The sessions are being co-sponsored by the Caribbean HIV/AIDS Alliance (CHAA).
Louise Tillotson, programme officer of CHAA, a group that focuses on increasing health care to marginalised communities, said gender inequality is a serious problem in society.
“Gender-based violence: rape and sexual assaults are gender inequalities in its worst manifestations, and when you couple this with discrimination against migrant women who don’t speak English, you get a situation where the incidents are not reported and women are not coming forward for medical care and this is a concern for us,” Tillotson told The Daily OBSERVER.
“We wanted to support this venture to try and build the capacity of front-line providers to respond to rapes against Spanish-speaking women,” she added.
Yesterday’s session, facilitated by Clovis St Romain, focused on responding to calls and effective communication.
The remainder of the sessions will include instructions from a medical practitioner from Mount St John’s Medical Centre on the Protocols For Rape Victims at the facility.
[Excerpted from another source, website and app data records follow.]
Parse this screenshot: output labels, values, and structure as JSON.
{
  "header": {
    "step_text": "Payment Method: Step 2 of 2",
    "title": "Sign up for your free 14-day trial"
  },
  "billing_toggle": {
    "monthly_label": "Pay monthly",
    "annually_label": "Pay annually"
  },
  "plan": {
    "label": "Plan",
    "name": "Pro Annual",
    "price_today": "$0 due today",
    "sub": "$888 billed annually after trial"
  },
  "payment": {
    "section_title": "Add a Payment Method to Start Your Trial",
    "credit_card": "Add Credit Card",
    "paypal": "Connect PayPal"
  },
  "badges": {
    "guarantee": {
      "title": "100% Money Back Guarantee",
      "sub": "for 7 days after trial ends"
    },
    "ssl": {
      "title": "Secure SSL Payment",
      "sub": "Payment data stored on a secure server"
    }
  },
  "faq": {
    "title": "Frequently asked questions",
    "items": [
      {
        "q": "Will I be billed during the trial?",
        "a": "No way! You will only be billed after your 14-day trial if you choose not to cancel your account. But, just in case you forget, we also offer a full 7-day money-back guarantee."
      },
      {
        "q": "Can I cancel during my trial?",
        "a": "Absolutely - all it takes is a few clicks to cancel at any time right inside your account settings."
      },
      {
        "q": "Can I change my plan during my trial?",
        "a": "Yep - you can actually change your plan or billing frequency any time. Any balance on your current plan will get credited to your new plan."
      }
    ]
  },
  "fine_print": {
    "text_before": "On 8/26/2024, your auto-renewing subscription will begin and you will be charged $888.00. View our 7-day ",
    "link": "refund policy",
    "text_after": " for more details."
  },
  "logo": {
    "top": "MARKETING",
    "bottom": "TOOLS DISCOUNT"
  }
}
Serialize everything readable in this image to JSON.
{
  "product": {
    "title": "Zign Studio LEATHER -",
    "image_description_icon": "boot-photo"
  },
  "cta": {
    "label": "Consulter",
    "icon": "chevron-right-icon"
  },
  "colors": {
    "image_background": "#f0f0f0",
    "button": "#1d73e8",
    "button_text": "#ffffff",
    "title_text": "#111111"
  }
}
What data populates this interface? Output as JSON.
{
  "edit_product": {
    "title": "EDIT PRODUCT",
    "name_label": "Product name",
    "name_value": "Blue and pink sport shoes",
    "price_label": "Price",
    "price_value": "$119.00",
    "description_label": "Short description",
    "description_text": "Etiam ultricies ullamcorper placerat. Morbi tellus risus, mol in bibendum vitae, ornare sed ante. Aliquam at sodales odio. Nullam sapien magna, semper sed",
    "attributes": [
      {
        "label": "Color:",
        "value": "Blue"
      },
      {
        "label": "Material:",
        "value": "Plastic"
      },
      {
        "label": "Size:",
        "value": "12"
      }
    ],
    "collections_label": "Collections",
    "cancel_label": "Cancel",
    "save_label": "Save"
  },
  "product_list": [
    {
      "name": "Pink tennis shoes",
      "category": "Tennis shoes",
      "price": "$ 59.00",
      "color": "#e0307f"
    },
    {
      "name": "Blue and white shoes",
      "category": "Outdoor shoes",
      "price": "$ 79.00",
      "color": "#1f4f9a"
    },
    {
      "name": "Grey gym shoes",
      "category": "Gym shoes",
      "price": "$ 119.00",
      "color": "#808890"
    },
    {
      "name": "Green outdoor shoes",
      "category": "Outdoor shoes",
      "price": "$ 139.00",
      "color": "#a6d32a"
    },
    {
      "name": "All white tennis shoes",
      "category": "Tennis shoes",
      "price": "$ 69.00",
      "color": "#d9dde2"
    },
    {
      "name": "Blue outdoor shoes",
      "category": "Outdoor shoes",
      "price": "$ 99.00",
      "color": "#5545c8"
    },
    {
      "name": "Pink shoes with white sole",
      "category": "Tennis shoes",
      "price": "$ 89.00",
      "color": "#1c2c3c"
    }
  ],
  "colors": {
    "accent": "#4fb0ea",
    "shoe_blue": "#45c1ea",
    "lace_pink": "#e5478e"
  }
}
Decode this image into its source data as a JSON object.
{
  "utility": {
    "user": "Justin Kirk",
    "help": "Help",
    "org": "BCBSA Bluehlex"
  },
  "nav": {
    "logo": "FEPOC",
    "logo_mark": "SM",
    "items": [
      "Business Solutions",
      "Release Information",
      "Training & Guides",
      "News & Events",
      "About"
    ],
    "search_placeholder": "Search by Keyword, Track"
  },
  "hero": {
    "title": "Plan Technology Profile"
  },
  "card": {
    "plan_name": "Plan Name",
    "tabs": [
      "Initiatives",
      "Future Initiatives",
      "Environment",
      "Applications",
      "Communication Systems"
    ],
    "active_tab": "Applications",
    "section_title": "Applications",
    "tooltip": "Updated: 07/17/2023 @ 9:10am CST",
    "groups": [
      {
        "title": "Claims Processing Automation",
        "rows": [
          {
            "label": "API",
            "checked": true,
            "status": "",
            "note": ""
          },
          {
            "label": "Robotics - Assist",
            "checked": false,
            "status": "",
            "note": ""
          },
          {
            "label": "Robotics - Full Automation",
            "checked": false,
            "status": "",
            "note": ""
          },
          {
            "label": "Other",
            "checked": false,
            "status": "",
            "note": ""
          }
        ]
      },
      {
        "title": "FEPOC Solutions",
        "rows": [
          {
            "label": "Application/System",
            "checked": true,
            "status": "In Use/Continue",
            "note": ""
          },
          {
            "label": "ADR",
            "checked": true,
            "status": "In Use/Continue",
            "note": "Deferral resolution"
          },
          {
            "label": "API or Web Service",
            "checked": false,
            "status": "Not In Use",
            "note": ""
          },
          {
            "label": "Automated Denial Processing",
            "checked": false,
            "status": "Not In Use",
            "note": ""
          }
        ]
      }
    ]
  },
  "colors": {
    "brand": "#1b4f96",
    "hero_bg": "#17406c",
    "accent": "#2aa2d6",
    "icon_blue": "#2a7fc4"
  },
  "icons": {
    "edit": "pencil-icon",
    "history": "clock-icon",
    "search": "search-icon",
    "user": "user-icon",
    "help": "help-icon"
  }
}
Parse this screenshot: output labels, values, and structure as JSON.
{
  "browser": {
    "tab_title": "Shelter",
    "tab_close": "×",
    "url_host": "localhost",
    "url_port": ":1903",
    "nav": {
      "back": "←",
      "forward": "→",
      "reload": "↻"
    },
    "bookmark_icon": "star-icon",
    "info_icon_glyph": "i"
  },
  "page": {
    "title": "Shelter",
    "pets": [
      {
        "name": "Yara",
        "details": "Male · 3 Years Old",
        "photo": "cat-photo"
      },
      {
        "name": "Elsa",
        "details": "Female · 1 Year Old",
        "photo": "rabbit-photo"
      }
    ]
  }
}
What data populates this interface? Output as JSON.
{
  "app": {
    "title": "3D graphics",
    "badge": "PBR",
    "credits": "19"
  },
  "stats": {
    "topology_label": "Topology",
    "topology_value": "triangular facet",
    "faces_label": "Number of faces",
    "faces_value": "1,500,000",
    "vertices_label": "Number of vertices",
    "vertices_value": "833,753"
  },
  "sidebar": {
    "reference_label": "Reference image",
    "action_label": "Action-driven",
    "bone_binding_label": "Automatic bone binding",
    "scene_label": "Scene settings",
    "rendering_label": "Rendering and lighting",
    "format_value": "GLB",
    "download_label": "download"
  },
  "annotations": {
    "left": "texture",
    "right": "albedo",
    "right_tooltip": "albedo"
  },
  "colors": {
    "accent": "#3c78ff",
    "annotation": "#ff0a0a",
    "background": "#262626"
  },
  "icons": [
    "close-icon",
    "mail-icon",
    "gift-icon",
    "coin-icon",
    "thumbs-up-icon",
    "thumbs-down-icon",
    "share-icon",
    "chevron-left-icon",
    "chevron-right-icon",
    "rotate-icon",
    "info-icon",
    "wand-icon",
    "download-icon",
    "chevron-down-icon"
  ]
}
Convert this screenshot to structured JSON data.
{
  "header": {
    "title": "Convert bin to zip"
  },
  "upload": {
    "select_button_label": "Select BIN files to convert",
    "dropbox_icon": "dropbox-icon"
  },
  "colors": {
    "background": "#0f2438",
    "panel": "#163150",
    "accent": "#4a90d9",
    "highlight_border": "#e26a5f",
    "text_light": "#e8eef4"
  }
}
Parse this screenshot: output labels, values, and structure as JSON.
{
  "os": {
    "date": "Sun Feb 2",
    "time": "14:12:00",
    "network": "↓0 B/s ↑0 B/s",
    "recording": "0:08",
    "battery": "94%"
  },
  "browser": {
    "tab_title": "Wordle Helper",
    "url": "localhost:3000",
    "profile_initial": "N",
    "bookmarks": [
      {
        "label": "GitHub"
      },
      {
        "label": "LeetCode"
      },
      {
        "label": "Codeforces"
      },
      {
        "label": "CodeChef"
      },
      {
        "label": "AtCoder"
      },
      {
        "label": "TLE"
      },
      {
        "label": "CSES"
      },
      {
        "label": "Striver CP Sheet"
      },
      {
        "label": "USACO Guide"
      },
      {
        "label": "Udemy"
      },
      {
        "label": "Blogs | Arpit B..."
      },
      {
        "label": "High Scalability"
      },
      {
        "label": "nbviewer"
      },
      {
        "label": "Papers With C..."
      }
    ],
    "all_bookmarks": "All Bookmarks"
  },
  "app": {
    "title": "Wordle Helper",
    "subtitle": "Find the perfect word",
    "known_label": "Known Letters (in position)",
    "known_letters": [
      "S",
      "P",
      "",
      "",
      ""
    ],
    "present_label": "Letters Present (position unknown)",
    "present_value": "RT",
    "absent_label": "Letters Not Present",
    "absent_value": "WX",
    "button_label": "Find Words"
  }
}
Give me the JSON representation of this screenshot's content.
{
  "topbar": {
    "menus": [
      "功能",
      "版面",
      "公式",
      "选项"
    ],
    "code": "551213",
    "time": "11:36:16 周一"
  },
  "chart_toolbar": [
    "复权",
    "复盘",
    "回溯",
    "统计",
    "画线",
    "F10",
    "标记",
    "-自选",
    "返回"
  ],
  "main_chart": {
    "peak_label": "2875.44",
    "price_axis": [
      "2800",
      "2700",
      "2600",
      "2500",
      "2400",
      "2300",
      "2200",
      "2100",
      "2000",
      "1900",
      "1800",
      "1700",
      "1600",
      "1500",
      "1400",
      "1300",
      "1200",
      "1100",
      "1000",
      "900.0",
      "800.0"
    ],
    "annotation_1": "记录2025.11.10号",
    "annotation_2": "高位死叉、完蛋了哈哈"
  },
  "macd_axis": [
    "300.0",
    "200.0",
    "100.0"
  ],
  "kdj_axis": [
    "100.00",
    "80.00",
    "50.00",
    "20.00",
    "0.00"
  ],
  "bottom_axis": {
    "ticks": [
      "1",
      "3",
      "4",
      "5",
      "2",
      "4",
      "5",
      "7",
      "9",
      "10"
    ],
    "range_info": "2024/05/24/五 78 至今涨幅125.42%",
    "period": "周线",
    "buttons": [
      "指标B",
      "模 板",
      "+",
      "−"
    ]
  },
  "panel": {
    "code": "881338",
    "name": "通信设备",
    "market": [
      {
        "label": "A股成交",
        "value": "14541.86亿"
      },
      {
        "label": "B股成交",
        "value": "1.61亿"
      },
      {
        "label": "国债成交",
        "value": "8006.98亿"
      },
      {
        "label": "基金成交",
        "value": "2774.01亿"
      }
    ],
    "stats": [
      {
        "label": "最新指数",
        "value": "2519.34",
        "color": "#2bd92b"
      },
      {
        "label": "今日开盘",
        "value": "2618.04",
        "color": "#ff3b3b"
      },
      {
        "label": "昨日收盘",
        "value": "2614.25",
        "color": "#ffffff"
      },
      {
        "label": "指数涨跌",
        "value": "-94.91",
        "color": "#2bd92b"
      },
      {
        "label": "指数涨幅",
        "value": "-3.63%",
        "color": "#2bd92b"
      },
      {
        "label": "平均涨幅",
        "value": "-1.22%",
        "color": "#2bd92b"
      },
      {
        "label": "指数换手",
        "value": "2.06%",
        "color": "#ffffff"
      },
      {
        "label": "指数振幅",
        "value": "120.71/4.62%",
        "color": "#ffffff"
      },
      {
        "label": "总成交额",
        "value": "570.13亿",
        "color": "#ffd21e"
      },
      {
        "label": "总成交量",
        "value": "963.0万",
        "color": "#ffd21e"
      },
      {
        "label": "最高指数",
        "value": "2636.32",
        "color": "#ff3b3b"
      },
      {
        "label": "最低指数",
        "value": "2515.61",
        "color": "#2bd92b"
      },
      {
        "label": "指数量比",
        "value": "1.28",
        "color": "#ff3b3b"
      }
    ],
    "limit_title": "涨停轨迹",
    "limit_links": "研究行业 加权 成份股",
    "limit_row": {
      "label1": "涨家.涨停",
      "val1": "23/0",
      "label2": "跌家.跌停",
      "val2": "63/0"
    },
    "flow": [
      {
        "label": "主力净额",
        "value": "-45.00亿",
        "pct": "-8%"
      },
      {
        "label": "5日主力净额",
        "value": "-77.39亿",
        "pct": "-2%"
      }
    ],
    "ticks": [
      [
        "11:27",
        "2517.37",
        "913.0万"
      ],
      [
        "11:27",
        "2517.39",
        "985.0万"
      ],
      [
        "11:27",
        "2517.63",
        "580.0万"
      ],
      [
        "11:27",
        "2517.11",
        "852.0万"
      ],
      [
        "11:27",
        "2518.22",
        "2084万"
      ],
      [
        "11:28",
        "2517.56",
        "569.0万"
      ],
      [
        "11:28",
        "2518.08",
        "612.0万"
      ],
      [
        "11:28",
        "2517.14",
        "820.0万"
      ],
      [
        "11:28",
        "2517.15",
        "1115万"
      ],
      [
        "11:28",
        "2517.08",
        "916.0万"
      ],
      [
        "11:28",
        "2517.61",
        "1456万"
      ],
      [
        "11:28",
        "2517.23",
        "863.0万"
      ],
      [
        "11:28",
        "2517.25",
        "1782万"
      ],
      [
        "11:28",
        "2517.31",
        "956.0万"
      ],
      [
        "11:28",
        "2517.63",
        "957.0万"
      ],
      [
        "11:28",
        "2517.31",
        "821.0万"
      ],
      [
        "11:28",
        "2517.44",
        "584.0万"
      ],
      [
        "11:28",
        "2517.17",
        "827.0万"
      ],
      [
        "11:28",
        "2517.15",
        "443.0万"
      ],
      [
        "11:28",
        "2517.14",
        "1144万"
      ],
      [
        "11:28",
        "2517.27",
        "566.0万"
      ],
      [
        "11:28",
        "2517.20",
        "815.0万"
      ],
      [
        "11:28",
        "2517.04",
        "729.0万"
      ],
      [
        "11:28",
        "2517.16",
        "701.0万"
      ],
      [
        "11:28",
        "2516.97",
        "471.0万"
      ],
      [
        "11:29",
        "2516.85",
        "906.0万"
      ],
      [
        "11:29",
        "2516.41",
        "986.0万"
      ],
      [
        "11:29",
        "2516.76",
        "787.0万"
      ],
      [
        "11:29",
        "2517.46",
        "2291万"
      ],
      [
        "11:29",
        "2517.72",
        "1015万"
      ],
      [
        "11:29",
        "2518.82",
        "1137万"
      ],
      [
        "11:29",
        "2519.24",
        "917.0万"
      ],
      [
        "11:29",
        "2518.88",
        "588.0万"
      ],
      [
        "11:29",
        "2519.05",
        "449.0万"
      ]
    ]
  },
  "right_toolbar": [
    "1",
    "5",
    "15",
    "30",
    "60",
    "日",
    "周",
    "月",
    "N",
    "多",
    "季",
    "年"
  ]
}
Craig Rijkaard, from the Directorate of Gender Affairs, will facilitate Review of Human Sexuality and Sexually Transmitted Diseases.
Other sessions will address the role of the advocate in courtroom accompaniment and issues in drug-facilitated assaults.
The programme will end on Thursday afternoon with a brief graduation ceremony.
At the end of the training, according to the organisers, participants should be able to elicit and record pertinent information about victims and the place and nature of the incident. They should also know how to guide victims to immediate safety and through immediate care and follow-up procedures, including health care, the legal process and counselling. Participants should also be able to maintain the integrity of any evidence gathered.